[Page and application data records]

+ + + + +

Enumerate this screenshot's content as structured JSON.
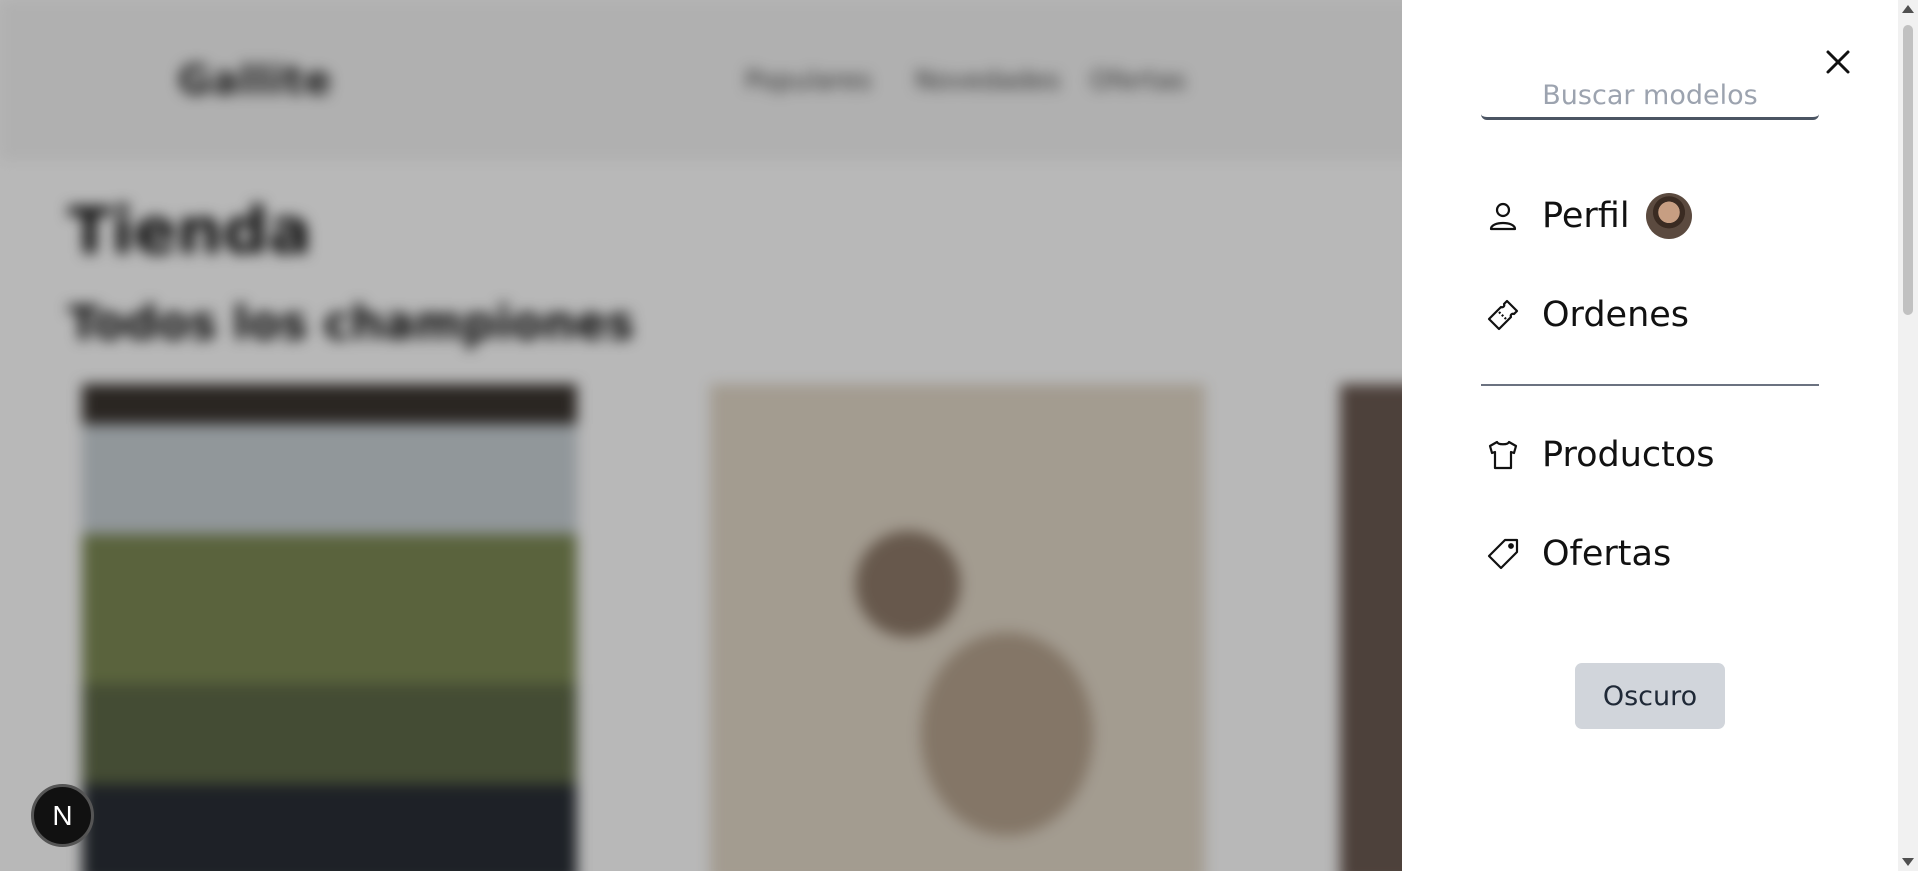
{
  "background": {
    "logo": "Gallite",
    "nav": [
      "Populares",
      "Novedades",
      "Ofertas"
    ],
    "title": "Tienda",
    "subtitle": "Todos los championes"
  },
  "fab": {
    "letter": "N"
  },
  "panel": {
    "search": {
      "placeholder": "Buscar modelos",
      "value": ""
    },
    "items": [
      {
        "label": "Perfil",
        "icon": "user-icon"
      },
      {
        "label": "Ordenes",
        "icon": "ticket-icon"
      },
      {
        "label": "Productos",
        "icon": "shirt-icon"
      },
      {
        "label": "Ofertas",
        "icon": "tag-icon"
      }
    ],
    "theme_button": "Oscuro"
  },
  "colors": {
    "panel_bg": "#ffffff",
    "overlay": "rgba(0,0,0,0.28)",
    "button_bg": "#d1d5db",
    "text": "#111111"
  }
}
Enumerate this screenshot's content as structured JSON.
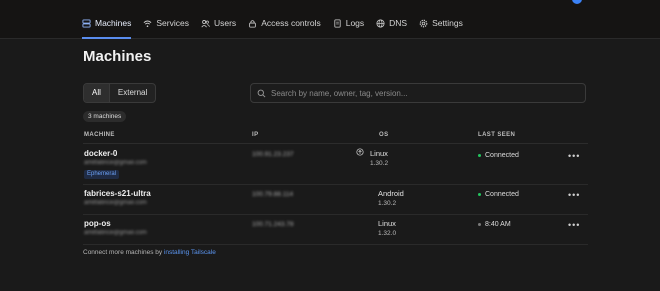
{
  "nav": {
    "items": [
      {
        "label": "Machines",
        "icon": "server-icon"
      },
      {
        "label": "Services",
        "icon": "wifi-icon"
      },
      {
        "label": "Users",
        "icon": "users-icon"
      },
      {
        "label": "Access controls",
        "icon": "lock-icon"
      },
      {
        "label": "Logs",
        "icon": "document-icon"
      },
      {
        "label": "DNS",
        "icon": "globe-icon"
      },
      {
        "label": "Settings",
        "icon": "gear-icon"
      }
    ],
    "active": "Machines"
  },
  "page": {
    "title": "Machines"
  },
  "filter": {
    "all": "All",
    "external": "External",
    "selected": "All"
  },
  "search": {
    "placeholder": "Search by name, owner, tag, version..."
  },
  "count_badge": "3 machines",
  "table": {
    "headers": {
      "machine": "MACHINE",
      "ip": "IP",
      "os": "OS",
      "last_seen": "LAST SEEN"
    },
    "rows": [
      {
        "name": "docker-0",
        "owner": "amitfabrice@gmail.com",
        "tag": "Ephemeral",
        "ip": "100.91.23.237",
        "os": "Linux",
        "os_version": "1.30.2",
        "update_available": true,
        "last_seen": "Connected",
        "status": "online"
      },
      {
        "name": "fabrices-s21-ultra",
        "owner": "amitfabrice@gmail.com",
        "tag": "",
        "ip": "100.79.88.114",
        "os": "Android",
        "os_version": "1.30.2",
        "update_available": false,
        "last_seen": "Connected",
        "status": "online"
      },
      {
        "name": "pop-os",
        "owner": "amitfabrice@gmail.com",
        "tag": "",
        "ip": "100.71.243.78",
        "os": "Linux",
        "os_version": "1.32.0",
        "update_available": false,
        "last_seen": "8:40 AM",
        "status": "offline"
      }
    ]
  },
  "footer": {
    "text": "Connect more machines by ",
    "link": "installing Tailscale"
  },
  "colors": {
    "accent": "#5a8dee",
    "online": "#22c55e",
    "offline": "#7a7a7a",
    "background": "#1a1a1a"
  }
}
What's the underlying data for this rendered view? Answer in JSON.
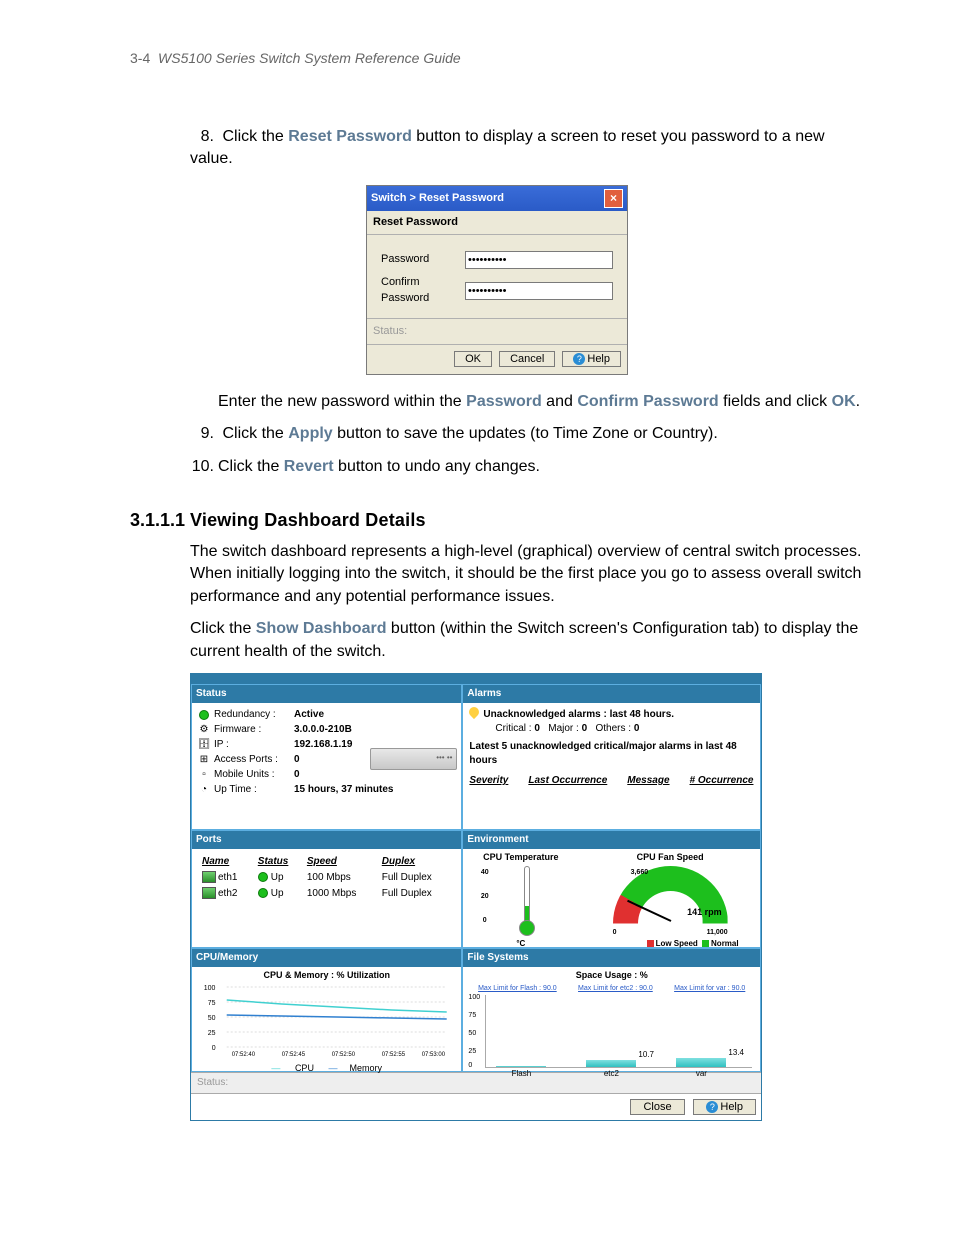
{
  "header": {
    "pageNum": "3-4",
    "title": "WS5100 Series Switch System Reference Guide"
  },
  "steps_a": {
    "s8": {
      "n": "8.",
      "pre": "Click the ",
      "btn": "Reset Password",
      "post": " button to display a screen to reset you password to a new value."
    }
  },
  "dialog": {
    "title": "Switch > Reset Password",
    "subtitle": "Reset Password",
    "pw_label": "Password",
    "pw_val": "**********",
    "cpw_label": "Confirm Password",
    "cpw_val": "**********",
    "status": "Status:",
    "ok": "OK",
    "cancel": "Cancel",
    "help": "Help"
  },
  "after_dialog": {
    "line1_pre": "Enter the new password within the ",
    "line1_b1": "Password",
    "line1_mid": " and ",
    "line1_b2": "Confirm Password",
    "line1_mid2": " fields and click ",
    "line1_b3": "OK",
    "line1_end": ".",
    "s9": {
      "n": "9.",
      "pre": "Click the ",
      "btn": "Apply",
      "post": " button to save the updates (to Time Zone or Country)."
    },
    "s10": {
      "n": "10.",
      "pre": "Click the ",
      "btn": "Revert",
      "post": " button to undo any changes."
    }
  },
  "section": {
    "num": "3.1.1.1",
    "title": "Viewing Dashboard Details"
  },
  "para1": "The switch dashboard represents a high-level (graphical) overview of central switch processes. When initially logging into the switch, it should be the first place you go to assess overall switch performance and any potential performance issues.",
  "para2_pre": "Click the ",
  "para2_btn": "Show Dashboard",
  "para2_post": " button (within the Switch screen's Configuration tab) to display the current health of the switch.",
  "dash": {
    "status": {
      "h": "Status",
      "rows": [
        {
          "ico": "dot-green",
          "label": "Redundancy :",
          "val": "Active"
        },
        {
          "ico": "gears",
          "label": "Firmware :",
          "val": "3.0.0.0-210B"
        },
        {
          "ico": "cyl",
          "label": "IP :",
          "val": "192.168.1.19"
        },
        {
          "ico": "net",
          "label": "Access Ports :",
          "val": "0"
        },
        {
          "ico": "mu",
          "label": "Mobile Units :",
          "val": "0"
        },
        {
          "ico": "clock",
          "label": "Up Time :",
          "val": "15 hours, 37 minutes"
        }
      ]
    },
    "alarms": {
      "h": "Alarms",
      "line1": "Unacknowledged alarms : last 48 hours.",
      "line2_a": "Critical :",
      "line2_av": "0",
      "line2_b": "Major :",
      "line2_bv": "0",
      "line2_c": "Others :",
      "line2_cv": "0",
      "line3": "Latest 5 unacknowledged critical/major alarms in last 48 hours",
      "cols": [
        "Severity",
        "Last Occurrence",
        "Message",
        "# Occurrence"
      ]
    },
    "ports": {
      "h": "Ports",
      "cols": [
        "Name",
        "Status",
        "Speed",
        "Duplex"
      ],
      "rows": [
        {
          "name": "eth1",
          "status": "Up",
          "speed": "100 Mbps",
          "duplex": "Full Duplex"
        },
        {
          "name": "eth2",
          "status": "Up",
          "speed": "1000 Mbps",
          "duplex": "Full Duplex"
        }
      ]
    },
    "env": {
      "h": "Environment",
      "temp_h": "CPU Temperature",
      "temp_unit": "°C",
      "temp_scale": [
        "40",
        "20",
        "0"
      ],
      "temp_val": "20",
      "fan_h": "CPU Fan Speed",
      "fan_val": "141 rpm",
      "fan_min": "0",
      "fan_max": "11,000",
      "fan_low": "3,660",
      "leg_low": "Low Speed",
      "leg_norm": "Normal"
    },
    "cpu": {
      "h": "CPU/Memory",
      "title": "CPU & Memory : % Utilization",
      "y": [
        "100",
        "75",
        "50",
        "25",
        "0"
      ],
      "x": [
        "07:52:40",
        "07:52:45",
        "07:52:50",
        "07:52:55",
        "07:53:00"
      ],
      "leg_cpu": "CPU",
      "leg_mem": "Memory"
    },
    "fs": {
      "h": "File Systems",
      "title": "Space Usage : %",
      "limits": [
        "Max Limit for Flash : 90.0",
        "Max Limit for etc2 : 90.0",
        "Max Limit for var : 90.0"
      ],
      "y": [
        "100",
        "75",
        "50",
        "25",
        "0"
      ],
      "bars": [
        {
          "name": "Flash",
          "val": "",
          "h": 2
        },
        {
          "name": "etc2",
          "val": "10.7",
          "h": 10.7
        },
        {
          "name": "var",
          "val": "13.4",
          "h": 13.4
        }
      ]
    },
    "statusbar": "Status:",
    "close": "Close",
    "help": "Help"
  },
  "chart_data": [
    {
      "type": "line",
      "title": "CPU & Memory : % Utilization",
      "x": [
        "07:52:40",
        "07:52:45",
        "07:52:50",
        "07:52:55",
        "07:53:00"
      ],
      "series": [
        {
          "name": "CPU",
          "values": [
            78,
            72,
            68,
            62,
            58
          ]
        },
        {
          "name": "Memory",
          "values": [
            53,
            52,
            50,
            48,
            46
          ]
        }
      ],
      "ylabel": "% Utilization",
      "ylim": [
        0,
        100
      ]
    },
    {
      "type": "bar",
      "title": "Space Usage : %",
      "categories": [
        "Flash",
        "etc2",
        "var"
      ],
      "values": [
        2,
        10.7,
        13.4
      ],
      "ylim": [
        0,
        100
      ]
    },
    {
      "type": "gauge",
      "title": "CPU Fan Speed",
      "value": 141,
      "unit": "rpm",
      "min": 0,
      "max": 11000,
      "zones": [
        {
          "name": "Low Speed",
          "max": 3660,
          "color": "#e03030"
        },
        {
          "name": "Normal",
          "max": 11000,
          "color": "#1dbf1d"
        }
      ]
    },
    {
      "type": "gauge",
      "title": "CPU Temperature",
      "value": 20,
      "unit": "°C",
      "min": 0,
      "max": 40
    }
  ]
}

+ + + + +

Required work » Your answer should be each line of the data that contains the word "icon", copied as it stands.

Result »
        "icon": "user-icon"
        "icon": "ticket-icon"
        "icon": "shirt-icon"
        "icon": "tag-icon"
        "icon": "server-icon"
        "icon": "wifi-icon"
        "icon": "users-icon"
        "icon": "lock-icon"
        "icon": "document-icon"
        "icon": "globe-icon"
        "icon": "gear-icon"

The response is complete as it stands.